PROBLEM DESCRIPTION: Each line containing the string "JSON" should be copied out of the entries.
━━━ EXCERPTED RECORDS
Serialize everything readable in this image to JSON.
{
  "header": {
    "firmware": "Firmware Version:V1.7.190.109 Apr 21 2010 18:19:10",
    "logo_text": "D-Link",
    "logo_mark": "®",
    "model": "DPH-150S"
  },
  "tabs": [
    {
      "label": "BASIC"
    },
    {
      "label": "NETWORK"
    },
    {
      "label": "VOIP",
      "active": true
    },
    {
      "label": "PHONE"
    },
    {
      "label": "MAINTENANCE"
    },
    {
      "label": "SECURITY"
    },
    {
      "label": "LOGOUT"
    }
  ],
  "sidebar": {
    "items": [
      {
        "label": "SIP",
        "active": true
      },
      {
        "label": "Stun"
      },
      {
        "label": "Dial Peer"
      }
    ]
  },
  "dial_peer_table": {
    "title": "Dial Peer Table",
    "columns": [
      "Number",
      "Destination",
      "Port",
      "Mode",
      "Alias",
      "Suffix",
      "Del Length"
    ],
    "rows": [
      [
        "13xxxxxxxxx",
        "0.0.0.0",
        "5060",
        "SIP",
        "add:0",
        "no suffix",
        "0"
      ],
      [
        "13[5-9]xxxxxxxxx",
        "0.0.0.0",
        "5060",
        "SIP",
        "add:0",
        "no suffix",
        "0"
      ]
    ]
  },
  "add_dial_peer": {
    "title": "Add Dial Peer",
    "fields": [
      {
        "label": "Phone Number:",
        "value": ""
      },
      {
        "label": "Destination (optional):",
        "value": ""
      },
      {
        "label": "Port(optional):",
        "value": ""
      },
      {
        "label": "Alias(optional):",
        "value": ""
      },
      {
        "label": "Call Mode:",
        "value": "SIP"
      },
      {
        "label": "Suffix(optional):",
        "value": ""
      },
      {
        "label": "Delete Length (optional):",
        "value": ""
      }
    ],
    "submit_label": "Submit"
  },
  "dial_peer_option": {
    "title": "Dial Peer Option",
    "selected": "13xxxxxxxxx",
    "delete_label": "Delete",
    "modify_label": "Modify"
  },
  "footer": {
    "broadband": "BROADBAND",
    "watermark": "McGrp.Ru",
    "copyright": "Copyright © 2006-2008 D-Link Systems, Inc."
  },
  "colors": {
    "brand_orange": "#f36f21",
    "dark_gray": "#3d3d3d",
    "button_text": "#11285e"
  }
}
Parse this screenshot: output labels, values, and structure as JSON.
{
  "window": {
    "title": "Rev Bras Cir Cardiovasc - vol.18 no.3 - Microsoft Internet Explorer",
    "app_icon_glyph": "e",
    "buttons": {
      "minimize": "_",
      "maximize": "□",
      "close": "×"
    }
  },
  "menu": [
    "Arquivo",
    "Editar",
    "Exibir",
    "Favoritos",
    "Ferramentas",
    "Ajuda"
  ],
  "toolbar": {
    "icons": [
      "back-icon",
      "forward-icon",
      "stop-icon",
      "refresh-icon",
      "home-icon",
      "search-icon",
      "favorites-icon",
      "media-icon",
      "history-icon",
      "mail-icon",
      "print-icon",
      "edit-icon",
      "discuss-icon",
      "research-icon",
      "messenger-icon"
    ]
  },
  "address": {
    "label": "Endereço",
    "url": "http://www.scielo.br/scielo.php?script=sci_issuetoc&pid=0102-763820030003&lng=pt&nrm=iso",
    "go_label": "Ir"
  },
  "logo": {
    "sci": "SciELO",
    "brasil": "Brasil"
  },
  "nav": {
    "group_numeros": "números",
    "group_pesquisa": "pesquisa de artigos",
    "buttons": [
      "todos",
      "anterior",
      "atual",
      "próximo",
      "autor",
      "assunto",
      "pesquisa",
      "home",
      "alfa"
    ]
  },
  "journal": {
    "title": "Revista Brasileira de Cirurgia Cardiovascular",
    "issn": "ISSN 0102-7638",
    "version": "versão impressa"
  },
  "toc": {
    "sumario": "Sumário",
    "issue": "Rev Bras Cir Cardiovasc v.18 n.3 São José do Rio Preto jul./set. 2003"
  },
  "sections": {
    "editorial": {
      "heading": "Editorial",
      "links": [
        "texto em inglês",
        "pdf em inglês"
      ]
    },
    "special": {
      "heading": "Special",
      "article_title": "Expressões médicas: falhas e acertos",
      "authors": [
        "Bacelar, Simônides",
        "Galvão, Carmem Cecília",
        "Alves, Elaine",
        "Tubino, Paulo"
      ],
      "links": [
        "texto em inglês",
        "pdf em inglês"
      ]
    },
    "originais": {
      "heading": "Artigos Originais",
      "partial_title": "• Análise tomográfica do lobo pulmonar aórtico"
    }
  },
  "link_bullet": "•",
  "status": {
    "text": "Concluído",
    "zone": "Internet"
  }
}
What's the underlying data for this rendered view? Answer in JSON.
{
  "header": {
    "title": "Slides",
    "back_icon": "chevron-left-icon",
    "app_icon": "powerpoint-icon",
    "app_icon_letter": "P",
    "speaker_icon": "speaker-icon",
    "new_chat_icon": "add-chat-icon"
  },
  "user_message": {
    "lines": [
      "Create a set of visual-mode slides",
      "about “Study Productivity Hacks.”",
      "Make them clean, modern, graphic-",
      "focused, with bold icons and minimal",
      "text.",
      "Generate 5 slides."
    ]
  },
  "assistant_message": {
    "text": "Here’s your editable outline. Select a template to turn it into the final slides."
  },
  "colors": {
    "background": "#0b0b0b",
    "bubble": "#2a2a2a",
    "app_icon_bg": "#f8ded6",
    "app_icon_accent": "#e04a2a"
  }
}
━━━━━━
SOLUTION:
Serialize everything readable in this image to JSON.
Parse this screenshot: output labels, values, and structure as JSON.
What's the underlying data for this rendered view? Answer in JSON.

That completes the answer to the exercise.